Don’t look now but the Diamondbacks are back in playoff contention. The team had struggled all year after winning the division crown a year go. That was until a hot July, sparked by a recent 7-3 10-game stretch, which they bring to Citizens Bank Park this weekend. Future MVP Justin Upton has carried the burden of the team’s frustrations in the first half, but the young snakes have picked him up. Paul Goldshmidt, Miguel Montero, and Aaron Hill have all been key offensive contributors.
When Last We Met: The Phillies actually won their last series against the D-backs in April. They took 2 of 3, with Cole and Vance getting the wins. An end of April series victory appeared to be getting the team back on track, but we all know how the rest played out. 3 months later and the Phillies are trading away the team, and snakes are playing for a playoff spot. Go figure.
Series Predictions: 1) The Phanatic is placed on waivers, but it’s only a routine move. They wouldn’t trade the Phantaic would they?
2) Kyle Kendrick relishes the oppurtunity to be back in the starting rotation by giving up multiple home runs. Why did we re-sign this guy?
3) The D-Backs stay hot and sweep the Phillies on their way to recapturing the NL West.
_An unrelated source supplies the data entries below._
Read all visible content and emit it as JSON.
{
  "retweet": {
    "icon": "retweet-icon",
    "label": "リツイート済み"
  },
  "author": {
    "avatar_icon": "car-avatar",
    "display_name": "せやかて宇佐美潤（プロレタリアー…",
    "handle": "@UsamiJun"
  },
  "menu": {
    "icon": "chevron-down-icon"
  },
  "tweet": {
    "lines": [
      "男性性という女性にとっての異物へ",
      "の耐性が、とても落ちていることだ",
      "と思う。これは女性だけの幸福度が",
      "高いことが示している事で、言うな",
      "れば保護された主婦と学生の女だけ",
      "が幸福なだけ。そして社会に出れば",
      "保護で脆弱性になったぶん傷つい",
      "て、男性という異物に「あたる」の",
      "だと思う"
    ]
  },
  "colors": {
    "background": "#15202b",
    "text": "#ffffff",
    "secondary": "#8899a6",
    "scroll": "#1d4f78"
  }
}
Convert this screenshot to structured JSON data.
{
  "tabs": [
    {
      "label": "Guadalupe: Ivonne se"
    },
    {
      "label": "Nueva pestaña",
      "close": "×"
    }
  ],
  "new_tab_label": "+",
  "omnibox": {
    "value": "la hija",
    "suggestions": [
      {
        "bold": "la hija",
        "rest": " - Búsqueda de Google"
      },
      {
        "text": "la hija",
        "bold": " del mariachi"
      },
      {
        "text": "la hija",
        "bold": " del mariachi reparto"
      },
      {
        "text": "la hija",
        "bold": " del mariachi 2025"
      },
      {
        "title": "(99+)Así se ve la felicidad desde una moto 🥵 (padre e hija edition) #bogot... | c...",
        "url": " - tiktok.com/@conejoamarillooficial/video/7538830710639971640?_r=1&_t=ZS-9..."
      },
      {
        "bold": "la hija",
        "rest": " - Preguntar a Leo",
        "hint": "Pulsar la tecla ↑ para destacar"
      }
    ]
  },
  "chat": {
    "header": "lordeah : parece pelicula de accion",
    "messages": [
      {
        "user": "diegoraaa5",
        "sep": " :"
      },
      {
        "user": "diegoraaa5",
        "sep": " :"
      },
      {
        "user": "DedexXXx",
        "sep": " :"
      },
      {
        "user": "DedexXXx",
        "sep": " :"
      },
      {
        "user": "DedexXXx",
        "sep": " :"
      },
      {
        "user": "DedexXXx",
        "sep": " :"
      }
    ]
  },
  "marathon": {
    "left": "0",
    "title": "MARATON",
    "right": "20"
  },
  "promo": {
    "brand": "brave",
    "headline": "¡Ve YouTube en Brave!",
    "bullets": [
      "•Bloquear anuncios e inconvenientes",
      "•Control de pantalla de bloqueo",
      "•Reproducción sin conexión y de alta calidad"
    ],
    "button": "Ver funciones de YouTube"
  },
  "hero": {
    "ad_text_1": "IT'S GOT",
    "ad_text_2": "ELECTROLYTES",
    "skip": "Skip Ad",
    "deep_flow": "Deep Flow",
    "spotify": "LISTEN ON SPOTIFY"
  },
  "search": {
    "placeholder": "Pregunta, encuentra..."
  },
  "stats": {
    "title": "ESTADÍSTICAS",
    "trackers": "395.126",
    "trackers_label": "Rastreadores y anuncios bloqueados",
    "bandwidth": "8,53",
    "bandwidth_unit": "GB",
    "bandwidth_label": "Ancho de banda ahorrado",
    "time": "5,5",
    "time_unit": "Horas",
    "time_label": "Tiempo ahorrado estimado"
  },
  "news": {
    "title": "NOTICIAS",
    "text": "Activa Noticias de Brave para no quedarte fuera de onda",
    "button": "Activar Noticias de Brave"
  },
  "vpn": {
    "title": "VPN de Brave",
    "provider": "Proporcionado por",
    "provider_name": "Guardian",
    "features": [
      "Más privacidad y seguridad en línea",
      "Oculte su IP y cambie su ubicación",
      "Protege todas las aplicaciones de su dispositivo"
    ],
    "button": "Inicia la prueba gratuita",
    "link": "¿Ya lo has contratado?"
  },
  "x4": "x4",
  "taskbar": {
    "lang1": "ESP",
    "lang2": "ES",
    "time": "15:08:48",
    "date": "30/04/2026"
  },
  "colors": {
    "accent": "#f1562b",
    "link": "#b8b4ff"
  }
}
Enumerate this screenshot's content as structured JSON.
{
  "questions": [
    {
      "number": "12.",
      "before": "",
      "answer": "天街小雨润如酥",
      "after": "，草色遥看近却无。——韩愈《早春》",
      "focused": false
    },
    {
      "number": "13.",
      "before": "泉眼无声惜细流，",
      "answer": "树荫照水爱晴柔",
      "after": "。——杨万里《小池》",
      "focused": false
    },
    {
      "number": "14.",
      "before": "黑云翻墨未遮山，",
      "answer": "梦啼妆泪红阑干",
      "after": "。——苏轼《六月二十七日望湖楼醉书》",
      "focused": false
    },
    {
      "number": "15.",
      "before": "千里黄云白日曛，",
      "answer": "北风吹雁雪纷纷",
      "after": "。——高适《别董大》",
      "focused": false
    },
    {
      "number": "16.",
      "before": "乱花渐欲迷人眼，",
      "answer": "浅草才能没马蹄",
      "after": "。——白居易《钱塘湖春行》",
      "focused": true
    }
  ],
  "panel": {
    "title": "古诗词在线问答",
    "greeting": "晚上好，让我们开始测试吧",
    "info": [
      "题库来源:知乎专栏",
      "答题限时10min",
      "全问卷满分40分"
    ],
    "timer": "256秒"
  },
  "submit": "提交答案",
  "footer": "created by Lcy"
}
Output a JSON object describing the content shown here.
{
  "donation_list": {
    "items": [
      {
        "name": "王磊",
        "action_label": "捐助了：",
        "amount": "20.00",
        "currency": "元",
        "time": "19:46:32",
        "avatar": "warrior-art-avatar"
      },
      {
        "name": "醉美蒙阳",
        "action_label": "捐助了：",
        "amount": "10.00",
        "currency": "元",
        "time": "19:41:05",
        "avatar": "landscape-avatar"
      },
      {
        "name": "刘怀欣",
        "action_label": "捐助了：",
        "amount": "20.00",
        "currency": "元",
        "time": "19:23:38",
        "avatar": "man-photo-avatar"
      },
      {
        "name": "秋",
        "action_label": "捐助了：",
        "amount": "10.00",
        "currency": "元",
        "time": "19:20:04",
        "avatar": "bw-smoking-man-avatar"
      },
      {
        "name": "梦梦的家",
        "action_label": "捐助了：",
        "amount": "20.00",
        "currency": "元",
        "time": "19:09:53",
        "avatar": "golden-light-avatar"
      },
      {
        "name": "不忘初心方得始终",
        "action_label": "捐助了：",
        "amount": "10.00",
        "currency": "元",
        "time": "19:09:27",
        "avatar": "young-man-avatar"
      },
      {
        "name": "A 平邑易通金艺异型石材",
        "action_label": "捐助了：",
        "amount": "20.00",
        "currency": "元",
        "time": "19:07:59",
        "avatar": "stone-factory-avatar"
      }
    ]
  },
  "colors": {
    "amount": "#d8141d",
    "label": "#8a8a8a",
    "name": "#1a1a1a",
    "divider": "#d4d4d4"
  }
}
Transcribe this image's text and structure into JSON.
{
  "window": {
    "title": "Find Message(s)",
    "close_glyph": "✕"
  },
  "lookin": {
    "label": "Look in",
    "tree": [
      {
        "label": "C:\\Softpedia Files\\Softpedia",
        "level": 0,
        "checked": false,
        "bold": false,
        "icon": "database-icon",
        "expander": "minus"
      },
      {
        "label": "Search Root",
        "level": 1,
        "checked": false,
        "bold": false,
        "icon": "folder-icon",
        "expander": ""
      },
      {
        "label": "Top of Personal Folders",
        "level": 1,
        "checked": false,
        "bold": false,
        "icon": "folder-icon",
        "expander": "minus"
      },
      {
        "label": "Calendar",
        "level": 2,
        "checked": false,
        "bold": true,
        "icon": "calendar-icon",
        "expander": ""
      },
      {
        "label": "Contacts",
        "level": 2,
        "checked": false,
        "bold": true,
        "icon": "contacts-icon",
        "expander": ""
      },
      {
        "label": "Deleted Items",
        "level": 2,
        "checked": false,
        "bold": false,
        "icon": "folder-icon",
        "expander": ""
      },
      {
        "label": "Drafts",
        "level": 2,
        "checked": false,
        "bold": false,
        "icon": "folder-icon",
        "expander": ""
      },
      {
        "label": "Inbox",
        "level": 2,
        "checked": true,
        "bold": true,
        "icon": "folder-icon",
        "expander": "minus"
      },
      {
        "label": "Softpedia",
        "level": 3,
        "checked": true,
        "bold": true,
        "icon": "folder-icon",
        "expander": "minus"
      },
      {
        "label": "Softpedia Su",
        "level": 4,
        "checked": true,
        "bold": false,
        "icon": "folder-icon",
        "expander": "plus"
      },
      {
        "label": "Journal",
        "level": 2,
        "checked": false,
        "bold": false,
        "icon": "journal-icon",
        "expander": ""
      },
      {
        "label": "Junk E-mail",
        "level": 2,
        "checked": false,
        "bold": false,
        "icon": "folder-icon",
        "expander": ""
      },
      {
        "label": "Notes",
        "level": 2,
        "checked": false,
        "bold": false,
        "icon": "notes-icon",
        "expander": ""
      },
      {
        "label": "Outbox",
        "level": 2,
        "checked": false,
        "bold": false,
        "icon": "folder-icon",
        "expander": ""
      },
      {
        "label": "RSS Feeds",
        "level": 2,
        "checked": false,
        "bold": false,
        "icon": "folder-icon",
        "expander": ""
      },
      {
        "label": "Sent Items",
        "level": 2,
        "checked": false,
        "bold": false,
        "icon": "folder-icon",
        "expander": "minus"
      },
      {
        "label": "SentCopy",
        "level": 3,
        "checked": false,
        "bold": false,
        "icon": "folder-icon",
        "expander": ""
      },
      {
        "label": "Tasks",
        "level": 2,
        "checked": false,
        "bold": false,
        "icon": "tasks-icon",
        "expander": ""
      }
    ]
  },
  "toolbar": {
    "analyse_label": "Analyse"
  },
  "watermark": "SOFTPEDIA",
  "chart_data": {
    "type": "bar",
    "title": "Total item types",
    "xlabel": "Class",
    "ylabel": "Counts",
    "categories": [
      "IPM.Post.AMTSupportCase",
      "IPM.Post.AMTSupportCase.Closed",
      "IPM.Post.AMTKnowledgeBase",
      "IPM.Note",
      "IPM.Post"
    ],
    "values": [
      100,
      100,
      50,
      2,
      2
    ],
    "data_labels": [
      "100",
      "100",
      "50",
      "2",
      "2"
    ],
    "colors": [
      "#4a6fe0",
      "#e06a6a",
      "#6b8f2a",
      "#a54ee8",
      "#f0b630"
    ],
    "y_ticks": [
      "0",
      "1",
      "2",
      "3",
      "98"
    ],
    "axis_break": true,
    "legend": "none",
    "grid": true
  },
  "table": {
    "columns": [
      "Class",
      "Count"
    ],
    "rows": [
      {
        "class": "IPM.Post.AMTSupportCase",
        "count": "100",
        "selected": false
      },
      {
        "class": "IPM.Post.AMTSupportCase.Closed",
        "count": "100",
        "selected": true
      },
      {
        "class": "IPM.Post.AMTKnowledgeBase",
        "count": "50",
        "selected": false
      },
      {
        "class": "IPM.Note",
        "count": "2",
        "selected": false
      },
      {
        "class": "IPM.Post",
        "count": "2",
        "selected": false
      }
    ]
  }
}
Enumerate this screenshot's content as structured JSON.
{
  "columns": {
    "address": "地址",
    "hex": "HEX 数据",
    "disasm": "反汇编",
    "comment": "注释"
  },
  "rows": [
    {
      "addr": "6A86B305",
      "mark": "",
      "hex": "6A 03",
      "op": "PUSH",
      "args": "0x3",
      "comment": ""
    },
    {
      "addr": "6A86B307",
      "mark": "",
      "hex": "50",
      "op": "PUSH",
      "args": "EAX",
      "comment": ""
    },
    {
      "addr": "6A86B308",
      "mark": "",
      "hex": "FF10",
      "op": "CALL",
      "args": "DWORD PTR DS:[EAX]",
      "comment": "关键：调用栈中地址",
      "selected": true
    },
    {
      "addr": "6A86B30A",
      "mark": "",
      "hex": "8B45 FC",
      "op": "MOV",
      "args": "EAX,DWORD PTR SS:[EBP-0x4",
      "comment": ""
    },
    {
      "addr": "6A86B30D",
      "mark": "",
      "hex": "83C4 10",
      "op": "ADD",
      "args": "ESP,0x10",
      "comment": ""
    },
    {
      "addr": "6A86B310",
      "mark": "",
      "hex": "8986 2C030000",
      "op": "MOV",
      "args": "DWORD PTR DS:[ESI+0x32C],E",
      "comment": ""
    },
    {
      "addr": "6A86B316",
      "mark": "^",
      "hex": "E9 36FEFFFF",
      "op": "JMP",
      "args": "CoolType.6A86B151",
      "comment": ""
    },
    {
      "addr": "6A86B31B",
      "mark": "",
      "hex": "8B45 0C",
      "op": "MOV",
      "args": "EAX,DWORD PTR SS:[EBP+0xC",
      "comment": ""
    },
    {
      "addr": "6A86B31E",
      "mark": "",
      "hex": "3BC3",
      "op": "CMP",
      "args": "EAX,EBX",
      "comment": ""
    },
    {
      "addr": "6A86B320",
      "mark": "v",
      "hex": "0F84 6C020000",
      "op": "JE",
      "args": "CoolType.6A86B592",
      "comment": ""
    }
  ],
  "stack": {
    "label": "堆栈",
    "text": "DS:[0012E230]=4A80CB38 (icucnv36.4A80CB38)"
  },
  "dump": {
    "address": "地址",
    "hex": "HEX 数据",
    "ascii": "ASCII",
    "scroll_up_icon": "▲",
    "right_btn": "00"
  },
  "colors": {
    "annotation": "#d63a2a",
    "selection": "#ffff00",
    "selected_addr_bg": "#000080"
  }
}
Remember you heard it here first.
Fansided Perspective: Nick Valenzula of Venom Strikes breaks down the D-Backs trade deadline and more in our weekly mailbag.
1) A popular trade floating around had Cliff Lee going to the desert for Justin Upton. Craziest rumor or actually a good idea for the club?
Definitely a crazy rumor. Although the squad could use a premiere starter to bolster their rotation, and Lee has proven to be one of the best starters in the game, Lee is still due over $87.5 Million over the next three seasons. At roughly $29M per season, that would equate to more than a third of the D-backs club payroll. Although Justin Upton has not had an ideal season at the plate, he is still only 24 years old, and one year removed from MVP consideration. If Arizona were to deal Upton, they would have to haul in a package of players with a lot of youth and upside.
2) The Diamondbacks never made that “blockbuster” deal. How would you grade the teams trade deadline?
Only days removed from the deadline, I would have to give the D-backs a B- for their trade deadline. Kevin Towers made a solid acquisition by picking up former Houston third baseman Chris Johnson for two prospects, and his offensive potential was already displayed in this week’s sweep of the Dodgers, collecting 6 hits, 2 home runs, and 7 RBIs in three games with Arizona. I think he is a solid addition to the bottom half of the lineup. The area that went unaddressed was the starting rotation. I think this deadline there was an opportunity to pick up a front of the rotation type starter and GM Kevin Towers wasn’t able to put together a deal in time. With SP Daniel Hudson out for the year and a down season by Ian Kennedy, there is a need for a consistant veteran in the rotation. However, although we did not make a big move for a pitcher, we also didn’t give up any key pieces to solid roster.
3) What’s the deal with Justin Upton? He seemed like a lock to be in the MVP race this season, but his numbers are very pedestrian.
His numbers are very pedestrian. Having seen his regression this season, it appears that he is pressing and trying to do too much at the plate. Upton’s strength has always been his ability to use the entire field and spread his hits out. He’s great at hitting the ball the other way and using the gaps to his advantage. This season it appears he is trying too hard to collect HRs and RBIs, swinging too hard most of the time. His smooth/natural swing produces enough power to generate over 30 HRs a season (as seen last season). He has more protection in the lineup this season with the addition of Jason Kubel and the progression of Paul Goldschmidt and Miguel Montero, but has not used that to his advantage. He still has the potential to duplicate and surpass his numbers from a year ago, its just a matter of getting out of the mental funk that he is in.